» **PROVIDED DATA**

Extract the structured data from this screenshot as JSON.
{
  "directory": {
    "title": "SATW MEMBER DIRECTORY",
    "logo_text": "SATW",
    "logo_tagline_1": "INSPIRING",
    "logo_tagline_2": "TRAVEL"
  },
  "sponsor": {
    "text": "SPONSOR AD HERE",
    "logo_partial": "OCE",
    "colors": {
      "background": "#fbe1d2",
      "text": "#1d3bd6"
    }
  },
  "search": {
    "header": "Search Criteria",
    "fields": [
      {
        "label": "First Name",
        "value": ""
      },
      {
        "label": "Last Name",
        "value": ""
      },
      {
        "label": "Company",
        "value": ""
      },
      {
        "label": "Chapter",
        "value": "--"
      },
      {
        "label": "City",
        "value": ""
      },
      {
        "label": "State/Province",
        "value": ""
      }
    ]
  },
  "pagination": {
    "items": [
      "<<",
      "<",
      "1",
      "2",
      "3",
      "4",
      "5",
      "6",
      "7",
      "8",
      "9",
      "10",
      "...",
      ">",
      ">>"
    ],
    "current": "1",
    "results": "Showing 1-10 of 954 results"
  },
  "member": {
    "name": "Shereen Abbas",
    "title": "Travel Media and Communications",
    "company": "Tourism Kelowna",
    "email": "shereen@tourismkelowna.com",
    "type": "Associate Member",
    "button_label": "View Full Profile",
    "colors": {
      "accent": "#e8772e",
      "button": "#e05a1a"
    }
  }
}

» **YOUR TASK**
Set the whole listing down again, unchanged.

» **SOLUTION FOR THIS TASK**
Extract the structured data from this screenshot as JSON.
{
  "directory": {
    "title": "SATW MEMBER DIRECTORY",
    "logo_text": "SATW",
    "logo_tagline_1": "INSPIRING",
    "logo_tagline_2": "TRAVEL"
  },
  "sponsor": {
    "text": "SPONSOR AD HERE",
    "logo_partial": "OCE",
    "colors": {
      "background": "#fbe1d2",
      "text": "#1d3bd6"
    }
  },
  "search": {
    "header": "Search Criteria",
    "fields": [
      {
        "label": "First Name",
        "value": ""
      },
      {
        "label": "Last Name",
        "value": ""
      },
      {
        "label": "Company",
        "value": ""
      },
      {
        "label": "Chapter",
        "value": "--"
      },
      {
        "label": "City",
        "value": ""
      },
      {
        "label": "State/Province",
        "value": ""
      }
    ]
  },
  "pagination": {
    "items": [
      "<<",
      "<",
      "1",
      "2",
      "3",
      "4",
      "5",
      "6",
      "7",
      "8",
      "9",
      "10",
      "...",
      ">",
      ">>"
    ],
    "current": "1",
    "results": "Showing 1-10 of 954 results"
  },
  "member": {
    "name": "Shereen Abbas",
    "title": "Travel Media and Communications",
    "company": "Tourism Kelowna",
    "email": "shereen@tourismkelowna.com",
    "type": "Associate Member",
    "button_label": "View Full Profile",
    "colors": {
      "accent": "#e8772e",
      "button": "#e05a1a"
    }
  }
}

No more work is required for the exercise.